But something marvelous happened on the 4,000-mile, rugged trip to Oregon that doubled as the couple’s honeymoon: Narcissa and Marcus fell in love. They conceived their only child somewhere along the trail, and happily pregnant, Narcissa rode sidesaddle most of the way across the West.
Traveling with the Whitmans was another missionary couple, Eliza and Henry Spalding: Eliza, in poor health but going because her husband demanded it; Henry, a man forever bitter because he married Eliza on the rebound after being rejected by Narcissa. Henry took every opportunity to belittle Narcissa on their journey west, and many a night had to endure the sounds of the Whitman’s lovemaking.
While it made all the sense in the world for these couples to stick together and create a mission with mutual help and support, it wasn’t to be. Spalding’s fixation on Narcissa was one problem, while Marcus found he didn’t respect or trust Henry. Once they reached the Oregon Territory, they split up and settled 120 miles apart, although the women clung to their “sisterly fellowship.” Each morning at nine, they isolated themselves to meditate and pray, creating a psychic bond they so desperately needed to ward off the loneliness.
While the Spaldings served the Nez Perce tribe that had invited them in the first place, the Whitmans settled at Waiilatpu among the Cayuse tribe, even though they had been warned against it. The Cayuse had not asked the missionaries to come and were already stinging from the negative effects of white intrusion. But Marcus found their area ripe for farming and set about building a mission.

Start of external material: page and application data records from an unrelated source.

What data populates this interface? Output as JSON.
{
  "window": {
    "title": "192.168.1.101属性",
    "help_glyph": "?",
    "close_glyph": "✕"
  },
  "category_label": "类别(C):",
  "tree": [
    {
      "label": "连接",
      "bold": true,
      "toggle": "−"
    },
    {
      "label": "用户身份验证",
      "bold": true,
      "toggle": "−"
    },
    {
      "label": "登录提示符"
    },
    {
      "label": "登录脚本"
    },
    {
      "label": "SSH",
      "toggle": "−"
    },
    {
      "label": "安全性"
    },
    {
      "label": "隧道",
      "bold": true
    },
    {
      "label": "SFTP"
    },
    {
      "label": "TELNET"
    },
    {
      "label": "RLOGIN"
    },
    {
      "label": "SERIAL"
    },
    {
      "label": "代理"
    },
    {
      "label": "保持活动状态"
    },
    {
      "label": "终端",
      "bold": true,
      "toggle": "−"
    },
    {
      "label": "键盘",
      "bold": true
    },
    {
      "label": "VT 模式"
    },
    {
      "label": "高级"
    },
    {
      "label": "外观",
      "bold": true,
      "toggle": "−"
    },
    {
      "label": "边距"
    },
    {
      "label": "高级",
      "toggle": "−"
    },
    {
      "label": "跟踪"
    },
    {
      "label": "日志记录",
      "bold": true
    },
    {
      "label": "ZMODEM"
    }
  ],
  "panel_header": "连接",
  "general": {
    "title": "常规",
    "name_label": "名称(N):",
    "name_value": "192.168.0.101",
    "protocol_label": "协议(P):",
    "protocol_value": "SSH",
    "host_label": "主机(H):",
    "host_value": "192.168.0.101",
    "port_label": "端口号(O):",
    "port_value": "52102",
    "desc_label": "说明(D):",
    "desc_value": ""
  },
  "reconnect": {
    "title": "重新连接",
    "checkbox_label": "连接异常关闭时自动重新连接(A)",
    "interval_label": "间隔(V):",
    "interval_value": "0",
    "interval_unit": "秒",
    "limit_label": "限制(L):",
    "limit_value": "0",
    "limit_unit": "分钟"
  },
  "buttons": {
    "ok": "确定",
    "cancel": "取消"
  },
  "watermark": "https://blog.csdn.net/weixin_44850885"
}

The hardships he and Narcissa faced were staggering. Missionary work had to take second place to basic survival—building a house, planting crops, caring for livestock. One of their few joys came on March 14, 1837, when Marcus delivered the first American white child born west of the Rocky Mountains. It was his own daughter, Alice Clarissa. She would be her mother’s joy and the source of grief so severe it would drive Narcissa to the brink of madness when, two years later on a Sunday afternoon, the little girl drowned. (Narcissa admitted in letters to her family that she clung to the dead child for four days before allowing her to be buried.)
Narcissa reached out to other children to replace Alice, but not to Indian children. Instead, she focused on white orphans, and soon, it was clear she had no interest in teaching or ministering to Indians, who “remained to her an alien and inferior people,” historian Dorothy Gray noted. Marcus, meanwhile, was dazzled by the surge of emigrants and saw himself on the cutting edge of a new white society.
None of this was lost on the Cayuse, whose resentment at being ignored and fear at being displaced continued to grow. The migration of 1847 brought over 7,000 emigrants to Oregon, and with them came measles. Almost overnight, half the Cayuse died. Marcus was held liable for the wave of death, just as tribal medicine men paid with their reputations, and sometimes their lives, when they failed.
On November 29, 1847, hours after the third child of a Cayuse chief died, warriors attacked the Whitman’s mission. Marcus was tomahawked and shot. Narcissa dragged his dying body into the house and locked the doors. As she bent over her husband, she was shot through the glass panes she had so loved.
Survivors reported that as she lay dying, she prayed over and over, “Lord, save these little ones.” The children and other women in the mission would be spared, but the Cayuse came for Narcissa, dragging her outside, where she was shot again and whipped. Ten more men were also killed that day, and Indians later set fire to the mission that had taken a decade to build. After Narcissa’s burial, wolves dug up the shallow grave and ate part of her body.
Afterwards, Narcissa became a martyred figure in Oregon, and the massacre was an impetus for its eventual statehood.
But even more significantly, what Narcissa endured to lead the way convinced other women that they could follow. Hers were the first steps of millions of weary, but determined, female shoes that would tame the West.